I've already put myself off....

Monday, April 06, 2009

We had some new people over for afternoon tea* yesterday. Not new as in, freshly cloned; new as in, new-ish acquaintances. Sarah made a big pot of tea, cucumber sandwiches with the crusts off and rhubard and custard cake - very English. During the tea-time chit-chat conversation which ended up on idiosyncracies, learning habits and general behaviour, one of the guests referred to themselves as "anal"…..[Me: "cough"]…..my hand, reaching for a mackerel sandwich, paused momentarily and my eyes dropped to the tablecloth. The conversation, thankfully, carried on without any noticeable recognition of my flinch.

A quick post then about "that word", and also a quick statement that in this post I will be avoiding all types of comical double-entendres and euphemisms involving "that word".

From what I can remember, "that word", entered the ring (fnarr - damn!) of popular parlance as an adjective about 7 or 8 years ago, possibly through one of the many US sit-coms whose characters use psychotherapy-type terms quite frequently. I'm thinking Seinfeld, or Friends, Larry Sanders\Garry Shandling etc etc. In that context of course "that word", as a contraction of "anally-retentive", generally means 'uptight' or 'obsessive', 'compulsive' etc. Prior to that, in England, it would have been used to describe something to do with bum-holes. Anyway, to me it's just a word that you don't bring up at the table. Like 'rape'.

Maybe my aversion to it is a bit "that word" too. Maybe if I start thinking about how uptight I get about "that word" I'll get stuck in some feedback loop and explode? Anally-expulsive?

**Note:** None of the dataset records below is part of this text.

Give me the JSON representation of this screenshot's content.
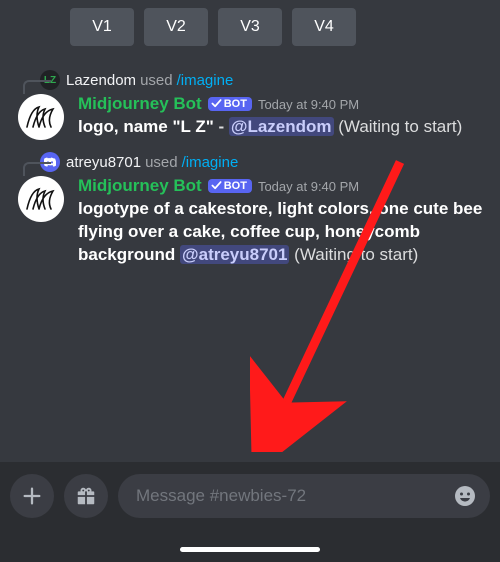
{
  "buttons": {
    "v1": "V1",
    "v2": "V2",
    "v3": "V3",
    "v4": "V4"
  },
  "msg1": {
    "reply_user": "Lazendom",
    "reply_used": "used",
    "reply_cmd": "/imagine",
    "bot_name": "Midjourney Bot",
    "bot_tag": "BOT",
    "timestamp": "Today at 9:40 PM",
    "prompt": "logo, name \"L Z\"",
    "sep": " - ",
    "mention": "@Lazendom",
    "waiting": " (Waiting to start)"
  },
  "msg2": {
    "reply_user": "atreyu8701",
    "reply_used": "used",
    "reply_cmd": "/imagine",
    "bot_name": "Midjourney Bot",
    "bot_tag": "BOT",
    "timestamp": "Today at 9:40 PM",
    "prompt": "logotype of a cakestore, light colors, one cute bee flying over a cake, coffee cup, honeycomb background",
    "sep": " ",
    "mention": "@atreyu8701",
    "waiting": " (Waiting to start)"
  },
  "composer": {
    "placeholder": "Message #newbies-72"
  }
}
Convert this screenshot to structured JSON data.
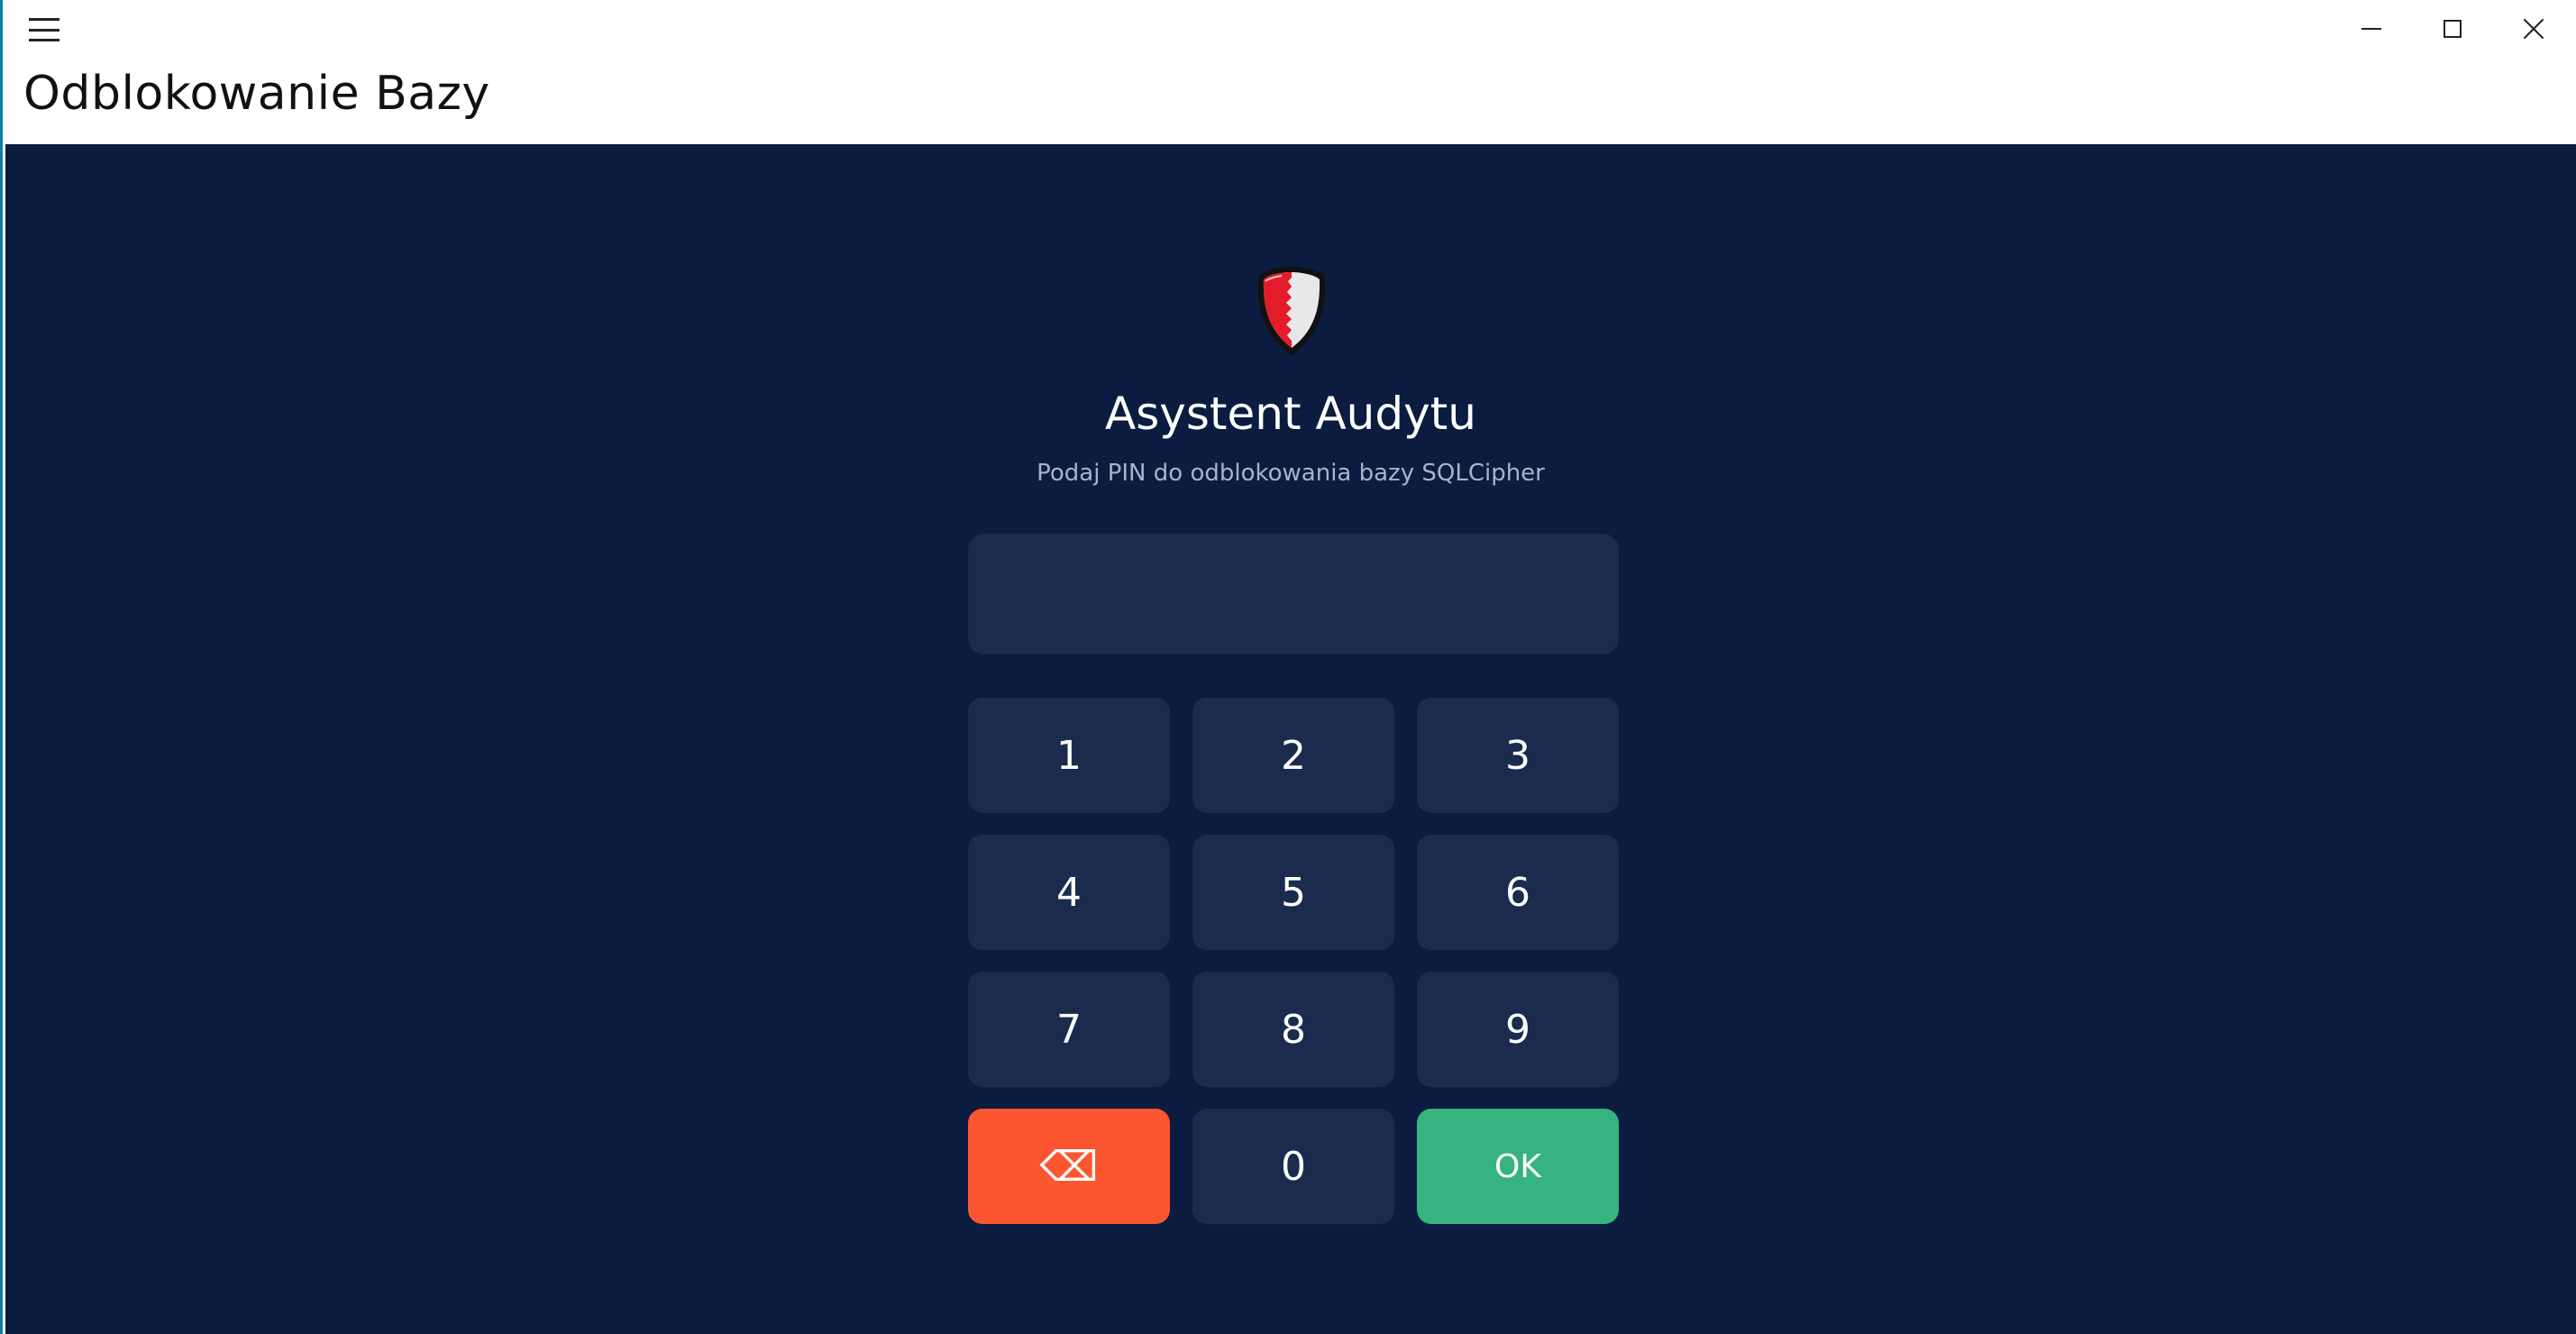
{
  "window": {
    "title": "Odblokowanie Bazy",
    "menu_icon": "hamburger-icon",
    "controls": [
      "minimize-icon",
      "maximize-icon",
      "close-icon"
    ]
  },
  "header": {
    "logo_icon": "shield-icon",
    "app_name": "Asystent Audytu",
    "subtitle": "Podaj PIN do odblokowania bazy SQLCipher"
  },
  "pin_field": {
    "value": "",
    "placeholder": ""
  },
  "keypad": {
    "keys": [
      {
        "label": "1"
      },
      {
        "label": "2"
      },
      {
        "label": "3"
      },
      {
        "label": "4"
      },
      {
        "label": "5"
      },
      {
        "label": "6"
      },
      {
        "label": "7"
      },
      {
        "label": "8"
      },
      {
        "label": "9"
      },
      {
        "label": "⌫",
        "role": "backspace"
      },
      {
        "label": "0"
      },
      {
        "label": "OK",
        "role": "submit"
      }
    ]
  },
  "colors": {
    "background": "#0b1c40",
    "key": "#1a2b4e",
    "backspace": "#fc5630",
    "ok": "#36b37e",
    "window_accent": "#0a7fa8"
  }
}
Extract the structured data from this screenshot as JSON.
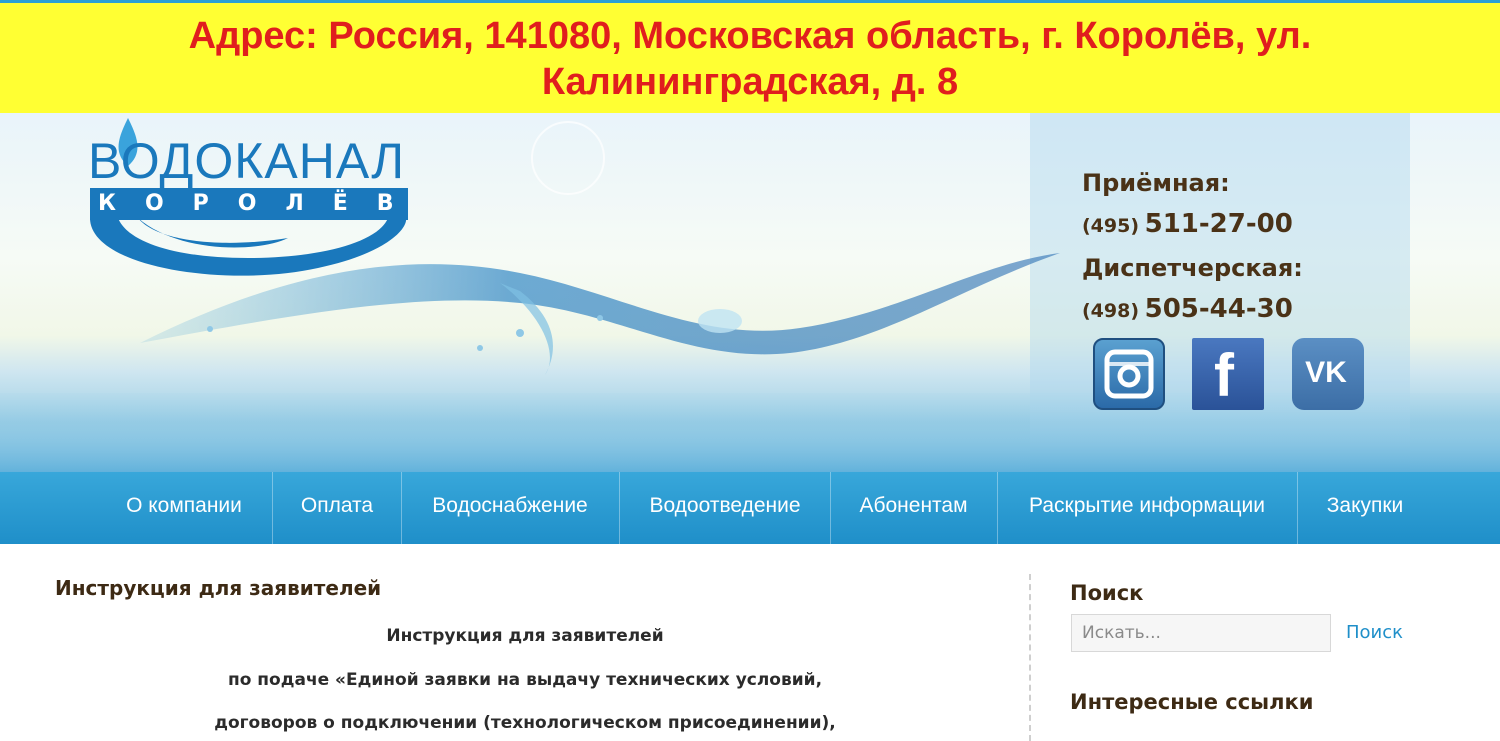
{
  "banner": {
    "line1": "Адрес: Россия, 141080, Московская область, г. Королёв, ул.",
    "line2": "Калининградская, д. 8"
  },
  "logo": {
    "title": "ВОДОКАНАЛ",
    "subtitle": "КОРОЛЁВ"
  },
  "contacts": {
    "reception_label": "Приёмная:",
    "reception_code": "(495)",
    "reception_number": "511-27-00",
    "dispatch_label": "Диспетчерская:",
    "dispatch_code": "(498)",
    "dispatch_number": "505-44-30"
  },
  "social": {
    "instagram_icon": "instagram-icon",
    "facebook_icon": "facebook-icon",
    "vk_icon": "vk-icon",
    "facebook_glyph": "f",
    "vk_glyph": "VK"
  },
  "nav": {
    "items": [
      "О компании",
      "Оплата",
      "Водоснабжение",
      "Водоотведение",
      "Абонентам",
      "Раскрытие информации",
      "Закупки"
    ]
  },
  "content": {
    "title": "Инструкция для заявителей",
    "doc_lines": [
      "Инструкция для заявителей",
      "по подаче «Единой заявки на выдачу технических условий,",
      "договоров о подключении (технологическом присоединении),"
    ]
  },
  "sidebar": {
    "search_heading": "Поиск",
    "search_placeholder": "Искать...",
    "search_button": "Поиск",
    "links_heading": "Интересные ссылки"
  },
  "colors": {
    "banner_bg": "#ffff33",
    "banner_text": "#e01e1e",
    "nav_bg": "#1f8fc9",
    "brand_blue": "#1a78bc",
    "heading_brown": "#3d2a14"
  }
}
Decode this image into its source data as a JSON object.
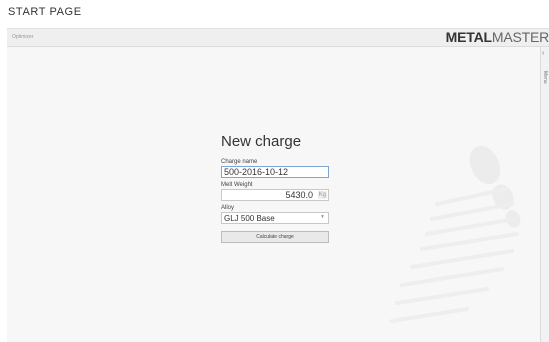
{
  "caption": "START PAGE",
  "topbar": {
    "app_name": "Optimizer",
    "logo_bold": "METAL",
    "logo_light": "MASTER"
  },
  "sidepanel": {
    "chevron": "‹",
    "label": "Menu"
  },
  "form": {
    "title": "New charge",
    "charge_name_label": "Charge name",
    "charge_name_value": "500-2016-10-12",
    "melt_weight_label": "Melt Weight",
    "melt_weight_value": "5430.0",
    "melt_weight_unit": "Kg",
    "alloy_label": "Alloy",
    "alloy_value": "GLJ 500 Base",
    "calculate_label": "Calculate charge"
  },
  "colors": {
    "focus_border": "#7fa4d6",
    "watermark": "#ececec"
  }
}
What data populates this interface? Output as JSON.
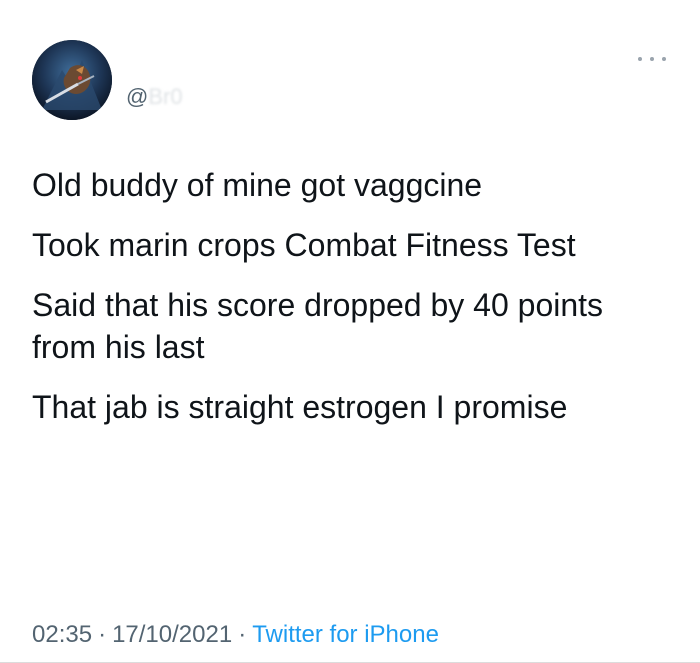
{
  "user": {
    "handle_prefix": "@",
    "handle_name": "Br0"
  },
  "icons": {
    "avatar": "avatar-image",
    "more": "more-horizontal-icon"
  },
  "tweet": {
    "lines": [
      "Old buddy of mine got vaggcine",
      "Took marin crops Combat Fitness Test",
      "Said that his score dropped by 40 points from his last",
      "That jab is straight estrogen I promise"
    ]
  },
  "meta": {
    "time": "02:35",
    "separator": "·",
    "date": "17/10/2021",
    "source": "Twitter for iPhone"
  },
  "colors": {
    "text": "#0f1419",
    "muted": "#536471",
    "link": "#1d9bf0"
  }
}
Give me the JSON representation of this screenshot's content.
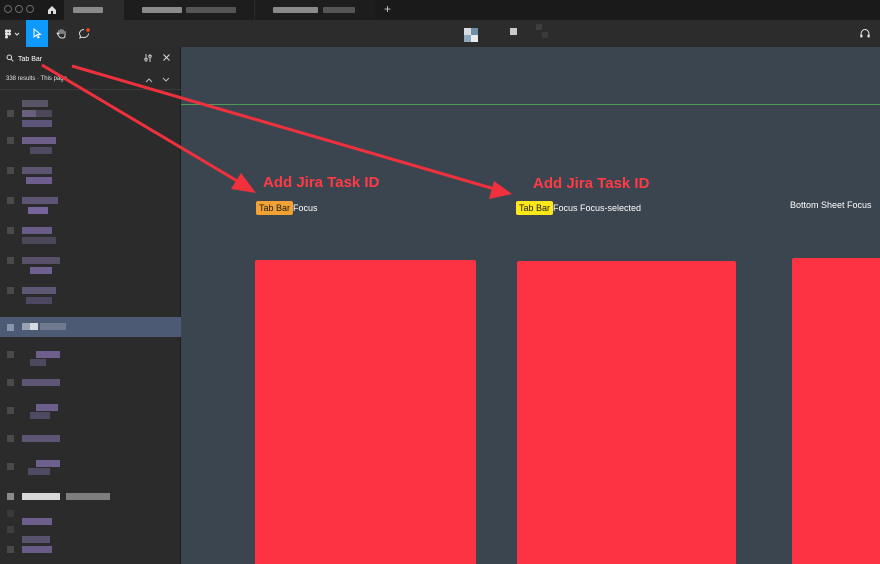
{
  "tabs": {
    "home_icon": "home-icon",
    "new_tab_label": "+"
  },
  "toolbar": {
    "main_menu_icon": "figma-menu-icon",
    "move_tool_icon": "cursor-icon",
    "hand_tool_icon": "hand-icon",
    "comment_tool_icon": "comment-icon",
    "audio_icon": "headphones-icon"
  },
  "search": {
    "value": "Tab Bar",
    "results_text": "338 results · This page"
  },
  "canvas": {
    "annotations": [
      "Add Jira Task ID",
      "Add Jira Task ID"
    ],
    "frames": [
      {
        "highlight": "Tab Bar",
        "suffix": "Focus"
      },
      {
        "highlight": "Tab Bar",
        "suffix": "Focus Focus-selected"
      },
      {
        "label": "Bottom Sheet Focus"
      }
    ]
  },
  "colors": {
    "accent": "#0d99ff",
    "frame_fill": "#fd3344",
    "annotation": "#ff3a44",
    "highlight_primary": "#f2a233",
    "highlight_secondary": "#ffe81a",
    "canvas_bg": "#3b4550",
    "selected_row": "#4d5a73"
  }
}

Horrible, but we're not away from that whole topic yet, so to speak.

The other term I don't like is "verbal diarrhea". Ugh. It conjures up images of mouths dribbling with runny poop (sorry, I had to be graphic to effectively convey my revulsion). So please, can I ask you all to start saying "logorrhea" instead?

Toby has logorrhea. Acute logorrhea. Coupled with his debating skills, already quite masterful at just 6 years of age, we're quite certain he's going to become a politician. Or a taxi driver. Actually, he wants to be a tramp (true) as, "they just sit on the pavement and people give them money". Added to that, they have dogs (bonus), don't have to wash (double bonus) and can go where they like (probably not very accurate) and eat what they like (hmm, more what they can find really). I can just picture him at the JobCentre now in his filthy oversized suit, rolled up sleeping bag under his arm and hob-nail boots with the soles flapping off. That's my boy.

Just to round up then. Whilst filling in an application form for car insurance last night (see Toby, look at all the fun you'll miss out on if you become a tramp!), I noticed that one of the occupations you could choose for yourself was (no, not tramp), jazz composer. Imagine that, jazz composers everywhere must be thinking, "at last, recognition!". What made me marvel was that the insurance companies must actually have some kind of risk analysis/probability ratio/matrix thingy set up that grades people's likelihood to make an insurance claim at a level so granular as to make a distinction between say, classical composer and jazz composer. Amazing. And now that I think about it, with jazz's sometimes free-styling tendencies and random improvisations, maybe a jazz composer is pre-disposed to make bad driving decisions, be more prone to accidents and therefore liable to pay higher premiums. If that's the case then maybe they're not the type of character you could trust to drive your kids to school or take you down the M40 in the pouring rain. Our anal friend is a jazz composer. I don't think we'll be seeing them again Sarah. Goodnight listeners.

*Tea is tea, as in 'pot of tea at four o'clock'. Some of you might use tea and dinner as synonyms. You would be wrong I'm afraid. You go 'out for dinner', you have supper as your evening meal. Tea, dinner, supper - got it? Good.